Somehow, in the problem I try to tackle, I'd prefer to use the first approach (if it would work:-).

While I'm not sure why the error you see is generated, you can fix your sumT function by taking the fF call out of the Map form:

sumT = Compile[
{{tab, _Real, 2}},
Total[fF /@ Map[enn[#[[1]], #[[2]]] &, tab]],
CompilationTarget -> "C"];


This worked fine for me in version 10.1 of Mathematica:

sumT[tab] // AbsoluteTiming
(* ==> {0.000667, 2112.49} *)


This said, you can get nearly identical performance (at least in my own tests) without using compilation at all, assuming you rewrite your code to use listable functions instead of Map:

sumT2[tab_] := With[
{tr = Transpose@tab},
Total[1.0 / (1.0 + Exp[500.0 * Cos[tr[[1]]]*Cos[tr[[2]]]])]];

Mean[Table[AbsoluteTiming[#[tab]][[1]], {1000}]]& /@ {sumT, sumT2}
(* ==> {0.000470342, 0.000475503} *)

• Thanks, I'll try to adjust my code the way you've suggested. Commented May 5, 2015 at 8:30

It happens because Compile cannot infer the types returned by the subsidiary functions enn and fF. In the second approach, you partially solved this by specifying it manually for enn. In principle you could have done that in the first approach as well if you had specified it for fF too, but in practice getting the type inference to work out correctly is not always easy, and this seems to be one of those cases. However, it is not a good option anyway, because it results in a call out of compiled code, which comes with a significant performance penalty.

Actually, both of your approaches are slightly wrong in this respect. You can correct both problems by giving the option CompilationOptions -> "InlineExternalDefinitions" -> True. This way, Compile is able to determine the return types from the code.

I use your given initial parameters, except that lL should be 512, not 64, in order to give the same results as you show in the question.

Approach 1:

fF = Compile[{{En, _Real}}, 1./(1. + Exp[500. En])];

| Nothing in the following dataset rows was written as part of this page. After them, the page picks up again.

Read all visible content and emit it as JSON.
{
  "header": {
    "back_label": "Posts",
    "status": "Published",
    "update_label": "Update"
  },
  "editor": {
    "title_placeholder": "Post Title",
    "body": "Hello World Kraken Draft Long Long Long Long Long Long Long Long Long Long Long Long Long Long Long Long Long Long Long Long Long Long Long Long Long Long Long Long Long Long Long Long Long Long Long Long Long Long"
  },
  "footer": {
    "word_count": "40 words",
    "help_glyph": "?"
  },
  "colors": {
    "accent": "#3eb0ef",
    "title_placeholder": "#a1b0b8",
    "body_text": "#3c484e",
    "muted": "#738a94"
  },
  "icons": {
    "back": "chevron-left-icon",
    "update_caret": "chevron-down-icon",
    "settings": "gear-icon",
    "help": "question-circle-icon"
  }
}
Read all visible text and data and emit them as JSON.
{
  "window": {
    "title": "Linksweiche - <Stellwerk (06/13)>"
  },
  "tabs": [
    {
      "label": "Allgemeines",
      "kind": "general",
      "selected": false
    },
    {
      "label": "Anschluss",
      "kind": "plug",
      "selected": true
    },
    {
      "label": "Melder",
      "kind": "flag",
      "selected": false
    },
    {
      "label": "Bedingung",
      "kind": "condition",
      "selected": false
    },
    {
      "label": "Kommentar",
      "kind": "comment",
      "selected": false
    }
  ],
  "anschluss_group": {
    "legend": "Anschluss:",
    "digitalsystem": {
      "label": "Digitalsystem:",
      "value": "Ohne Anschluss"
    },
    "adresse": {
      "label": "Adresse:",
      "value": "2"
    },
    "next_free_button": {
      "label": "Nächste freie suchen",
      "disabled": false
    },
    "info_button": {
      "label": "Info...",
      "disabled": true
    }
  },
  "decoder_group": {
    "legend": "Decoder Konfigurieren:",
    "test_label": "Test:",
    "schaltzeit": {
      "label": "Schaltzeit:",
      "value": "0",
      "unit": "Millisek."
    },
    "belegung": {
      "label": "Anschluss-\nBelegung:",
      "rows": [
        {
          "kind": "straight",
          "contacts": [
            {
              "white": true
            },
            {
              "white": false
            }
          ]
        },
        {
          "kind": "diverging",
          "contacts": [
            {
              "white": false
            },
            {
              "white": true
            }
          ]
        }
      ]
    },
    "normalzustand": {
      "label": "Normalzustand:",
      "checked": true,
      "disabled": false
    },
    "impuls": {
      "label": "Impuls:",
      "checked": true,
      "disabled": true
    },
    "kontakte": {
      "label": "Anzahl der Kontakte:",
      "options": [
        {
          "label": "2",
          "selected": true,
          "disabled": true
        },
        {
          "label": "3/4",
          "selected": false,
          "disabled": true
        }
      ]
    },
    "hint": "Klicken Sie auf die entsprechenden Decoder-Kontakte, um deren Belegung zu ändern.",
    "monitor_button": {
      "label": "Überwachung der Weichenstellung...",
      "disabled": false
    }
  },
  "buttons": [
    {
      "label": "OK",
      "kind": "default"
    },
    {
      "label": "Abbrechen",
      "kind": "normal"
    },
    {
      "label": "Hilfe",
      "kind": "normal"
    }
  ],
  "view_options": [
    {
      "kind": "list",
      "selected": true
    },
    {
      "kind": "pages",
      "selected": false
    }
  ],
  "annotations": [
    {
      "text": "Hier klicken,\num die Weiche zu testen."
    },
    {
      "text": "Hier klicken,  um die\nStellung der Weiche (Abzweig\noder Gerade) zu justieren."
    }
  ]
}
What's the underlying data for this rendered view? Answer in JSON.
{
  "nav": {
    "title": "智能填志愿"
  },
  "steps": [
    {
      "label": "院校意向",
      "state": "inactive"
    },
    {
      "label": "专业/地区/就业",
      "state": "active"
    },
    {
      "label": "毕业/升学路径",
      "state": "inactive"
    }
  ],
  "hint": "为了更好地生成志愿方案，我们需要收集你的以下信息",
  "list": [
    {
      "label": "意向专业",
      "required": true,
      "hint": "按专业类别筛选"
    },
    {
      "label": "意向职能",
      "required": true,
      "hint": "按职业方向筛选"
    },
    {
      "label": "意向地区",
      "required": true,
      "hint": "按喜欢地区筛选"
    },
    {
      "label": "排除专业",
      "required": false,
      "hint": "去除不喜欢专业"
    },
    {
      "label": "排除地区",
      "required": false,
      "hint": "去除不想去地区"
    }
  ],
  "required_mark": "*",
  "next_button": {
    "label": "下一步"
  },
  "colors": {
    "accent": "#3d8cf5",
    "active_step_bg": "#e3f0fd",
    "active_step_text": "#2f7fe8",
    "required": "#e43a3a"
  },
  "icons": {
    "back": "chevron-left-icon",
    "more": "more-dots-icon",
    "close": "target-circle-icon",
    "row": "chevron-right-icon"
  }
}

sumT = Compile[{{tab, _Real, 2}},
Total[Map[fF[enn[#[[1]], #[[2]]]] &, tab, 1]],
CompilationOptions -> "InlineExternalDefinitions" -> True
];

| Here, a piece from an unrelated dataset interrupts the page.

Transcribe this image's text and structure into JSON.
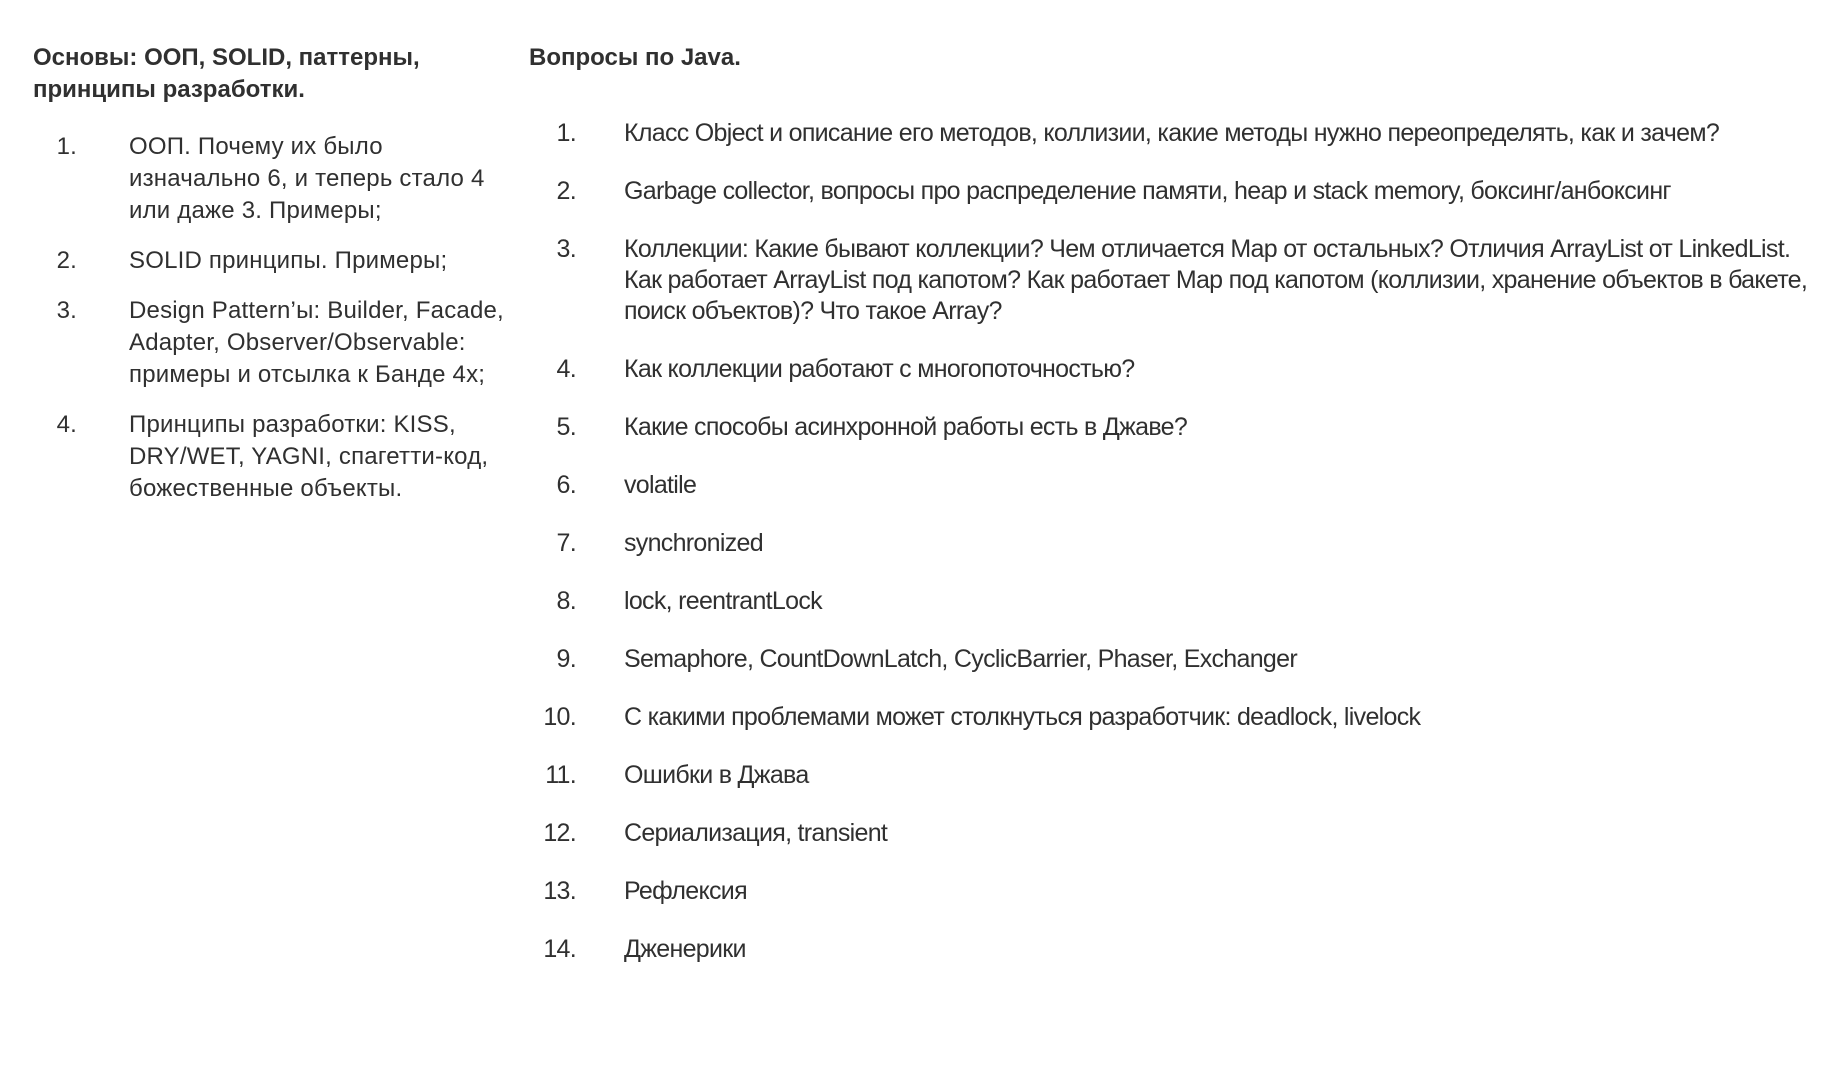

sumT[tab] // Timing
(* -> {0.093750, 131584.} (with no messages) *)


Approach 2:

ffd = Compile[{{kx, _Real}, {ky, _Real}},
1./(1. + Exp[500. enn[kx, ky]]),
CompilationOptions -> "InlineExternalDefinitions" -> True
];

sumt = Compile[{{tab, _Real, 2}},
Total[Map[ffd[#[[1]], #[[2]]] &, tab]],
CompilationOptions -> {
"InlineExternalDefinitions" -> True,
"InlineCompiledFunctions" -> True
}
];

sumt[tab] // AbsoluteTiming
(* {0.093750, 131584.} (with no messages) *)


The code generated for each of these is basically equivalent, so they perform the same.

I should just add that, personally, I don't particularly like using CompilationOptions -> "InlineExternalDefinitions" -> True. I find it better to use With, because it works in older versions as well and gives you greater control over what to inline.

Finally, you're better off not to use compilation here anyway. The excellent suggestion by user21382 to use listable functions results in simpler, clearer, less error-prone, and better than twice as fast code (as tested on my computer with lL set to 512).

• Thanks, both answers are great. Commented May 5, 2015 at 8:28